To think about the impetus behind these corporate artist-in-residence programs, it’s worthwhile to compare them with corporate private art collections. For better or for worse, the finance industry is a major pillar of support for the art system, and it has helped shape it. As an example, UBS, Deutsche Bank, JP Morgan Chase, and Bank of America all possess major art collections. In the most basic terms possible, the bottom line for finance is investment, assets which accrue value over time. For the tech industry, the bottom line is in solutions—tools and services for people to use. This requires investing in design, which demands process.

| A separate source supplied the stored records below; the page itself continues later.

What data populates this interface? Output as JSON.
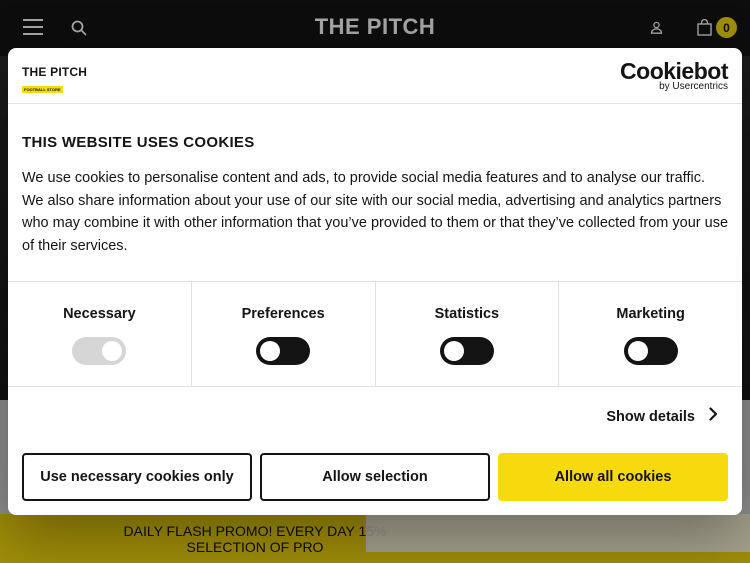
{
  "colors": {
    "accent_yellow": "#f6da0e",
    "dark": "#141414",
    "header_bg": "#141414"
  },
  "site_header": {
    "logo_text": "THE PITCH",
    "bag_count": "0",
    "icons": [
      "menu-icon",
      "search-icon",
      "account-icon",
      "bag-icon"
    ]
  },
  "promo": {
    "line1": "DAILY FLASH PROMO! EVERY DAY 15%",
    "line2": "SELECTION OF PRO"
  },
  "cookie_dialog": {
    "brand_logo": {
      "line1": "THE PITCH",
      "line2": "FOOTBALL STORE"
    },
    "cookiebot_logo": {
      "name": "Cookiebot",
      "byline": "by Usercentrics"
    },
    "title": "THIS WEBSITE USES COOKIES",
    "text": "We use cookies to personalise content and ads, to provide social media features and to analyse our traffic. We also share information about your use of our site with our social media, advertising and analytics partners who may combine it with other information that you’ve provided to them or that they’ve collected from your use of their services.",
    "categories": [
      {
        "label": "Necessary",
        "enabled": true,
        "locked": true
      },
      {
        "label": "Preferences",
        "enabled": false,
        "locked": false
      },
      {
        "label": "Statistics",
        "enabled": false,
        "locked": false
      },
      {
        "label": "Marketing",
        "enabled": false,
        "locked": false
      }
    ],
    "show_details_label": "Show details",
    "buttons": {
      "necessary_only": "Use necessary cookies only",
      "allow_selection": "Allow selection",
      "allow_all": "Allow all cookies"
    }
  }
}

If the art object on display in the corporate lobby is a symbol of accumulated wealth and financial stability, the artist-in-residence studio or workshop in the tech company becomes a showroom of ingenuity and creativity. (Think of the silkscreened and letterpressed posters across Facebook’s campus, or the steady stream of tours through Autodesk’s workshop to their clients, colleagues, etc.) The process, not the object, is placed on view.
Over the past year, anxieties have been expressed about design and popular culture’s appropriation of contemporary art. I think of Hal Foster’s worrisome declaration about the establishment of “total design” collapsing the aesthetic and utilitarian realms as much as Ed Halter and Lauren Cornell’s Mass Effect conversation about popular culture’s absorption of contemporary art. If tech is the Bay Area’s main industry and export, with its emphasis on making, creating, and, above all, innovative design, then how can (or should) that translate into the art infrastructure here, and elsewhere? As Mat Dryhurst and Brian Rogers put it in their Re-Engineering interviews for Art Practical, the Bay Area has a rich, radical history in both art and technology, offering “a perfect place to stage a new paradigm of collaboration and antagonism between arts and tech.” I fully agree. It seems there’s a real opportunity to nurture art that can work in and against technology, in and against design, beginning with the imperfect corporate residency frameworks described. There should be more models, platforms and mutations for this kind of work.
Originally published at rhizome.org on January 20, 2015.